Go through the material and pull out every line with the string "title" in it.

▼▼▼

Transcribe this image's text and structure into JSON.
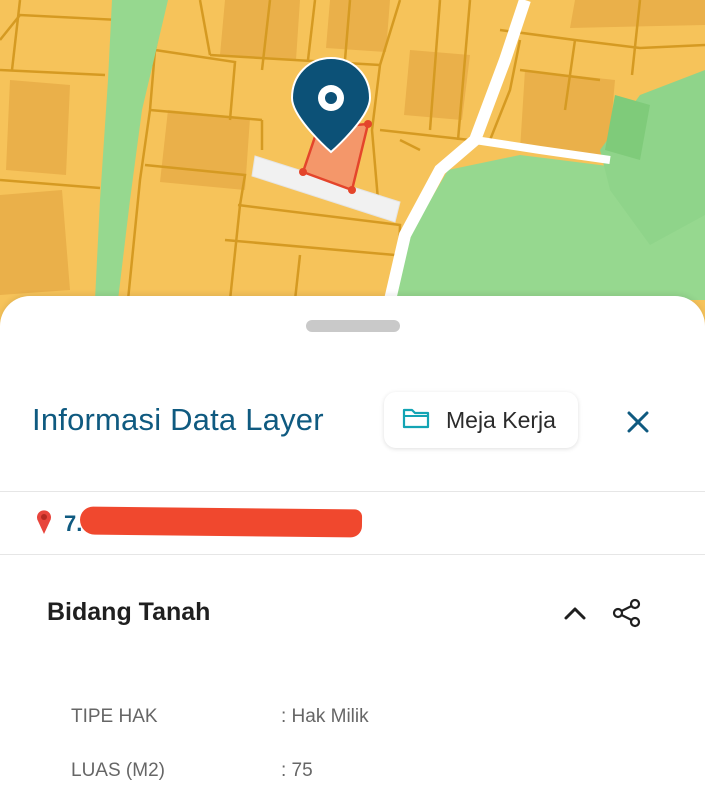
{
  "map": {
    "colors": {
      "parcel": "#f6c35a",
      "parcel_dark": "#e8a93a",
      "parcel_border": "#d9a128",
      "green": "#96d88f",
      "green_dark": "#7fcb7a",
      "road": "#ffffff",
      "selected": "#f4976a",
      "selected_border": "#e4452b",
      "marker": "#0c5177"
    },
    "icons": {
      "marker": "location-pin-icon"
    }
  },
  "panel": {
    "title": "Informasi Data Layer",
    "workspace_label": "Meja Kerja",
    "workspace_icon": "folder-icon",
    "close_icon": "close-icon",
    "coordinates": {
      "icon": "pin-icon",
      "visible_text": "7.7"
    },
    "section": {
      "title": "Bidang Tanah",
      "collapse_icon": "chevron-up-icon",
      "share_icon": "share-icon",
      "attributes": [
        {
          "key": "TIPE HAK",
          "value": ": Hak Milik"
        },
        {
          "key": "LUAS (M2)",
          "value": ": 75"
        }
      ]
    },
    "colors": {
      "title": "#0f5a80",
      "accent": "#13a4b4",
      "redaction": "#f0482e"
    }
  }
}
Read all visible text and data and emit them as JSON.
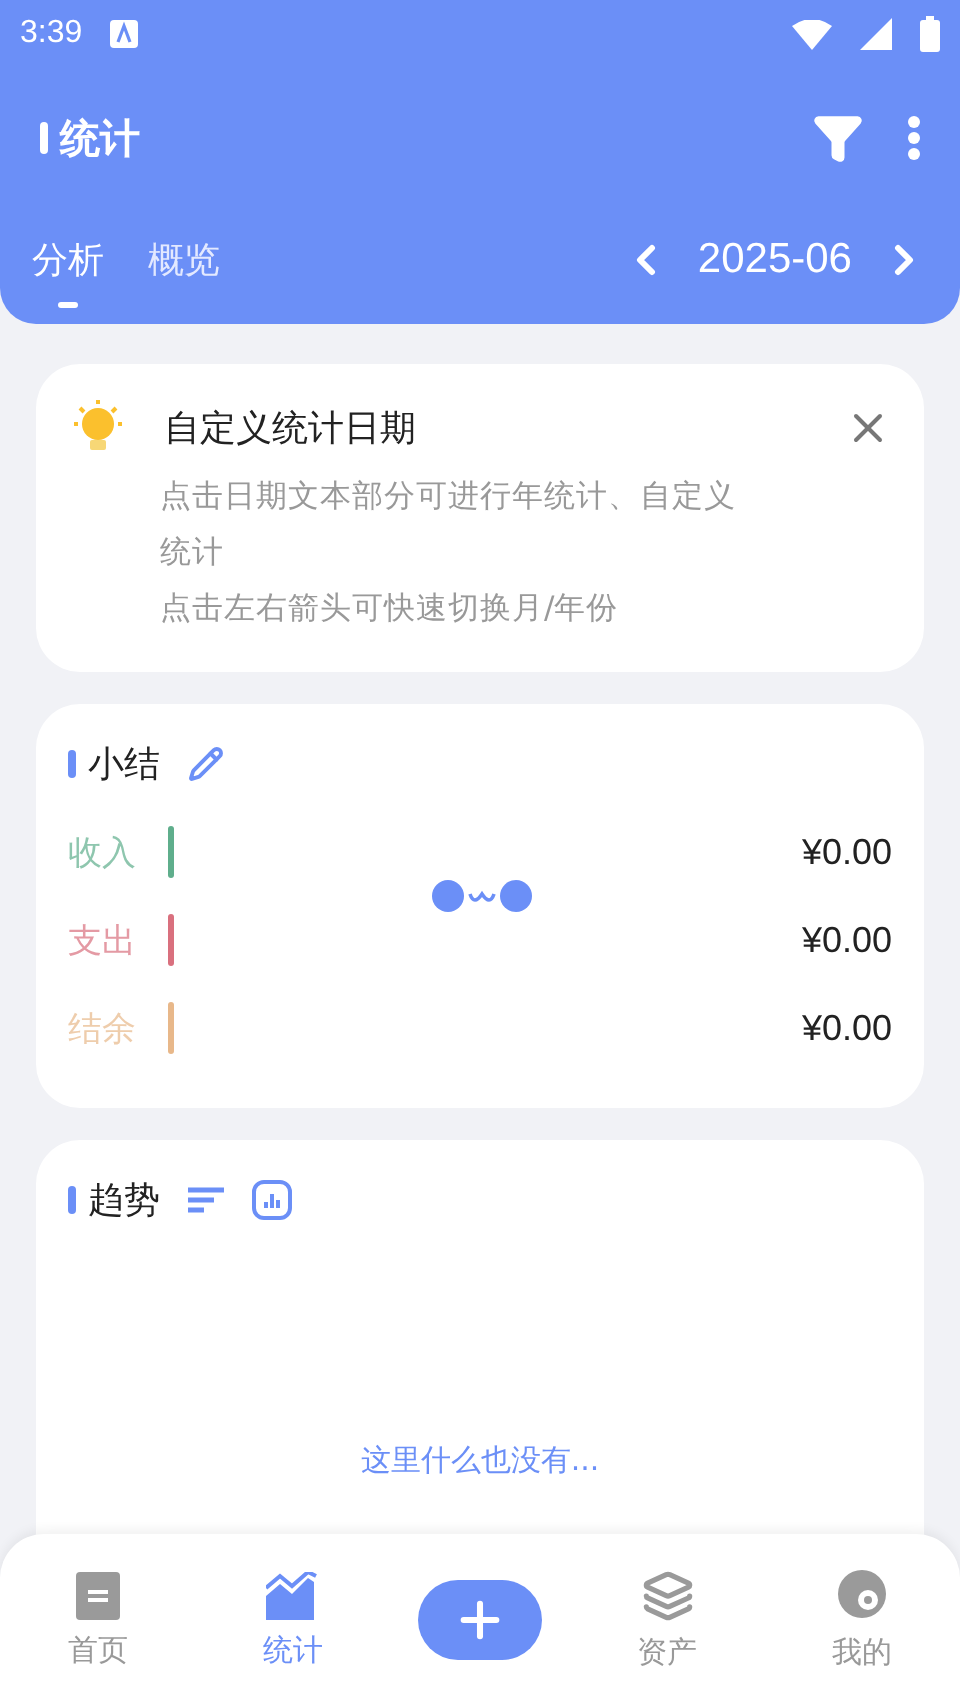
{
  "status_bar": {
    "time": "3:39"
  },
  "app_bar": {
    "title": "统计"
  },
  "tabs": [
    {
      "label": "分析",
      "selected": true
    },
    {
      "label": "概览",
      "selected": false
    }
  ],
  "period": {
    "value": "2025-06"
  },
  "tip_card": {
    "title": "自定义统计日期",
    "lines": [
      "点击日期文本部分可进行年统计、自定义统计",
      "点击左右箭头可快速切换月/年份"
    ]
  },
  "summary": {
    "title": "小结",
    "rows": [
      {
        "label": "收入",
        "amount": "¥0.00",
        "color": "#5fae8c"
      },
      {
        "label": "支出",
        "amount": "¥0.00",
        "color": "#d9707e"
      },
      {
        "label": "结余",
        "amount": "¥0.00",
        "color": "#e8b88a"
      }
    ]
  },
  "trend": {
    "title": "趋势",
    "empty_text": "这里什么也没有..."
  },
  "bottom_nav": [
    {
      "kind": "home",
      "label": "首页",
      "selected": false
    },
    {
      "kind": "stats",
      "label": "统计",
      "selected": true
    },
    {
      "kind": "add",
      "selected": false
    },
    {
      "kind": "assets",
      "label": "资产",
      "selected": false
    },
    {
      "kind": "me",
      "label": "我的",
      "selected": false
    }
  ]
}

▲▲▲

WRITTEN ANSWER:
    "title": "Informasi Data Layer",
      "title": "Bidang Tanah",
      "title": "#0f5a80",
    "title": "统计"
    "title": "自定义统计日期",
    "title": "小结",
    "title": "趋势",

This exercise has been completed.